Mrs Sanders said: "She struggles now in a nursery setting. We have become more concerned with her affected side and how she will cope with starting school in September."
The family tried unsuccessfully to get a Baha from the former Cornwall and Isles of Scilly Primary Care Trust, now replaced by NHS Kernow.
The family put in a request to the new body but has now been told it will have to be dealt with by NHS England.
"I don't know if they've moved the goalposts," Mrs Sanders said. "They seem to be passing the buck."
Families in the same situation elsewhere in the UK had been offered a Baha, she said: "They don't have to go crawling around to other trusts.
"I don't know how long this process is going to take. It's just so unclear where we stand, whereas other people seem to have great support."
Mrs Sanders said the care received from consultant David Whinney and the ear, nose and throat department at the Royal Cornwall Hospital in Truro had been excellent.
Mrs Sanders said a Baha costs approximately £3,000.
A spokesman for NHS Kernow said: "This particular type of equipment is funded by NHS England.
"We have written to the consultant caring for Ellie to advise him of this."
A spokesman for NHS England said she could not comment on individual cases but the new system should mean people all over the country qualified for treatment based on need, not location.

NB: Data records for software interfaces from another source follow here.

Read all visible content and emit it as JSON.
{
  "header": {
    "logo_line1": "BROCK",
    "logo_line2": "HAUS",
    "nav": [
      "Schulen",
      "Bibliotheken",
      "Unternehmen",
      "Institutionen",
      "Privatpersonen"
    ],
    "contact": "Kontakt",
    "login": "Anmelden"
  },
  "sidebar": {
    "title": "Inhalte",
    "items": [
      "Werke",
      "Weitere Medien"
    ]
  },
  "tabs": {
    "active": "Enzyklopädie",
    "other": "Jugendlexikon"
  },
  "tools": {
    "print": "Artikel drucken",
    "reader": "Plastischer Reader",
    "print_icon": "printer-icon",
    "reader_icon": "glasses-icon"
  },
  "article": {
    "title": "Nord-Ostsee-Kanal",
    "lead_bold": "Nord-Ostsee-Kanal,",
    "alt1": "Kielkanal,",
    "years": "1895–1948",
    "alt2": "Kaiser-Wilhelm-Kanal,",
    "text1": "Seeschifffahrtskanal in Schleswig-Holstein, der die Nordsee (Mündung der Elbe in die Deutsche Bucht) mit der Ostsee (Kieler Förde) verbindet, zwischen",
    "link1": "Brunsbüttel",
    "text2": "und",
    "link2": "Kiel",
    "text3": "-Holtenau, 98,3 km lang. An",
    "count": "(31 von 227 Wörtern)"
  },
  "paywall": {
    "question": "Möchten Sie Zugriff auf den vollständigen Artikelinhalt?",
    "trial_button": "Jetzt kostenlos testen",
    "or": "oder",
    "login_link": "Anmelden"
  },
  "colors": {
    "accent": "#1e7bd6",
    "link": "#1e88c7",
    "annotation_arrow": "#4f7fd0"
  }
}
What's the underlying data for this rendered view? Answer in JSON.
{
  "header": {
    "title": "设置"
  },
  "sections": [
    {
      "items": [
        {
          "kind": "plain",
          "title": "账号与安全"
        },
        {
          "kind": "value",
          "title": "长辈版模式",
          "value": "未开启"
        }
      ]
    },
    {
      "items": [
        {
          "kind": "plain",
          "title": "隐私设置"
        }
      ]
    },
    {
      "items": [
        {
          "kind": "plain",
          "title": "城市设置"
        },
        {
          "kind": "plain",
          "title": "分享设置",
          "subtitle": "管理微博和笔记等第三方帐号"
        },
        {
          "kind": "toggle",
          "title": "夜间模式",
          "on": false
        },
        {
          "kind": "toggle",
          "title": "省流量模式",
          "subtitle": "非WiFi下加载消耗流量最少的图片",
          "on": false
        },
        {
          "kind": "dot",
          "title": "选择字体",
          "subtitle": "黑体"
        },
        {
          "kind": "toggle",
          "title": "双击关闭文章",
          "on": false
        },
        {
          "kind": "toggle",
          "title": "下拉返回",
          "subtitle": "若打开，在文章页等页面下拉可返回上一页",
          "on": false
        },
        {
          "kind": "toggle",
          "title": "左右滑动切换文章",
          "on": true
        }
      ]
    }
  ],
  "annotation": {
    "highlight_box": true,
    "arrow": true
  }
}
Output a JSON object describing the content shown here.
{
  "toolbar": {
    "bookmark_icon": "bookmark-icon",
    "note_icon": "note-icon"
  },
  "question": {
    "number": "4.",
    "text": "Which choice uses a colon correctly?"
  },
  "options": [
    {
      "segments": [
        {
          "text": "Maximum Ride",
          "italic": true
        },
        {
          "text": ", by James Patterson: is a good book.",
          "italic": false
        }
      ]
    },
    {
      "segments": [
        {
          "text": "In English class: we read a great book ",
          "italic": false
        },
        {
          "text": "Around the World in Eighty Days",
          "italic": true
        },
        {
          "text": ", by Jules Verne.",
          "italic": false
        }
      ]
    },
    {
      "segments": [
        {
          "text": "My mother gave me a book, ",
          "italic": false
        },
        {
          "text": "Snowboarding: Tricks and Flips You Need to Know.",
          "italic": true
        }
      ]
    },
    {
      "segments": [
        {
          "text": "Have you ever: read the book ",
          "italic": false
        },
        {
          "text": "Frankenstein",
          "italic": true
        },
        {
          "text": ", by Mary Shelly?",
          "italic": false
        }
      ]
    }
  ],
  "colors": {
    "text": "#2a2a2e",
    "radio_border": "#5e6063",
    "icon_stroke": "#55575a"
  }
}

"From April 1, 2013 there was a new national commissioning policy in place providing guidance on bone anchored hearing aids for hearing loss," she said. "This now ensures patients have the same access to treatment irrespective of where they live in the country."